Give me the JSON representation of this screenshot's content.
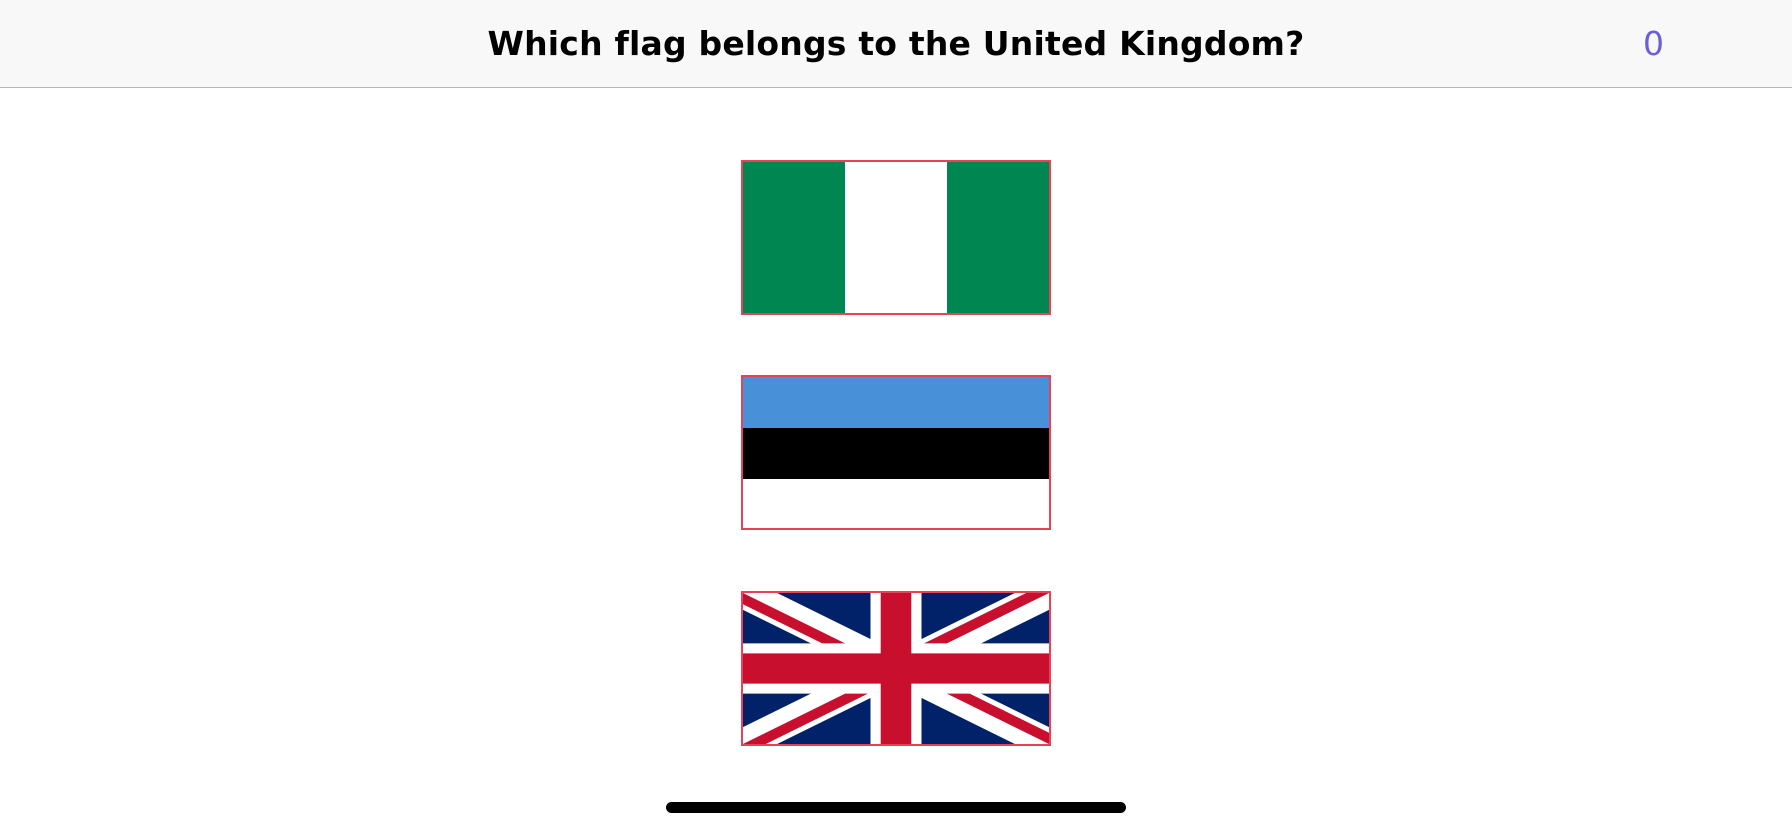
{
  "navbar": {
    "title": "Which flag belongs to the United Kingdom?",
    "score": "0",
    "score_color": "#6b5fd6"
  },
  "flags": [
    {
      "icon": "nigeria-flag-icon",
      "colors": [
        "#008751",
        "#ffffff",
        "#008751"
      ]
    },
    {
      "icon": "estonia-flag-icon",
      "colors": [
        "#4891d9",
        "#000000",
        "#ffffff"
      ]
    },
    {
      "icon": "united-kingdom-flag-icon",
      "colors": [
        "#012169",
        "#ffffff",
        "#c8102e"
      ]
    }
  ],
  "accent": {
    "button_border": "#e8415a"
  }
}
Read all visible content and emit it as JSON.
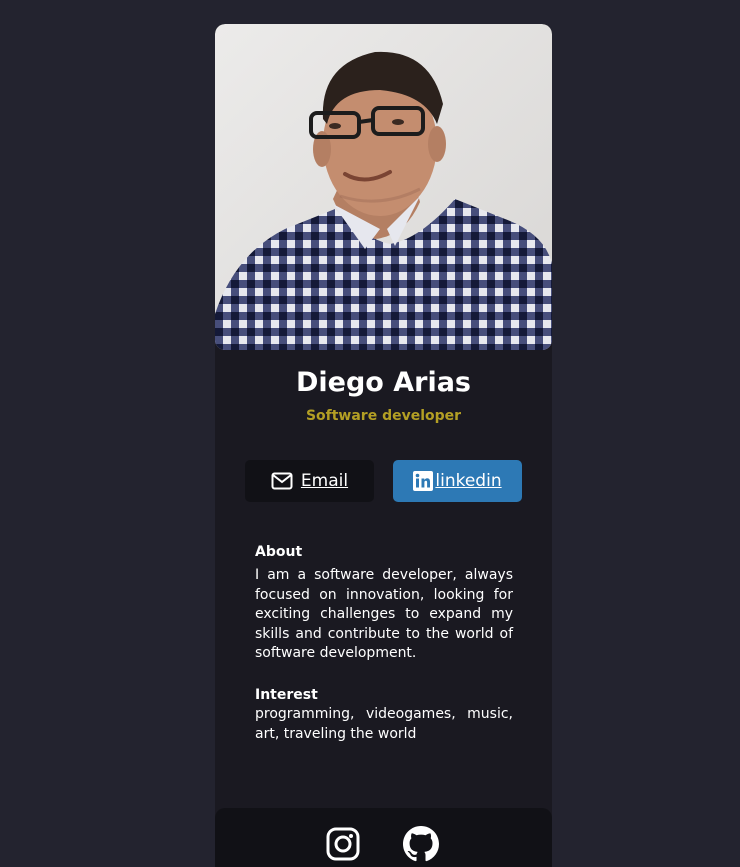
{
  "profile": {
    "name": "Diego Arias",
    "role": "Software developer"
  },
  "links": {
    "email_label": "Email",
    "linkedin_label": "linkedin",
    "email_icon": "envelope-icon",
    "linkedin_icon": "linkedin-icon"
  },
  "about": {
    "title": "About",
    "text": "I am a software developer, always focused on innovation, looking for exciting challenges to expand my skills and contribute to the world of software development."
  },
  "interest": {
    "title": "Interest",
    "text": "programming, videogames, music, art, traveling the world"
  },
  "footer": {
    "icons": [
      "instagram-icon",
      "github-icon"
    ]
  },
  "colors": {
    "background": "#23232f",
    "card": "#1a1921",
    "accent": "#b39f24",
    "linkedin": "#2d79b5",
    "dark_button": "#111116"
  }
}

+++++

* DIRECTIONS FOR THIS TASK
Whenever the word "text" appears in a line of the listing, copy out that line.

* THE COMPLETED TASK
    "text": "I am a software developer, always focused on innovation, looking for exciting challenges to expand my skills and contribute to the world of software development."
    "text": "programming, videogames, music, art, traveling the world"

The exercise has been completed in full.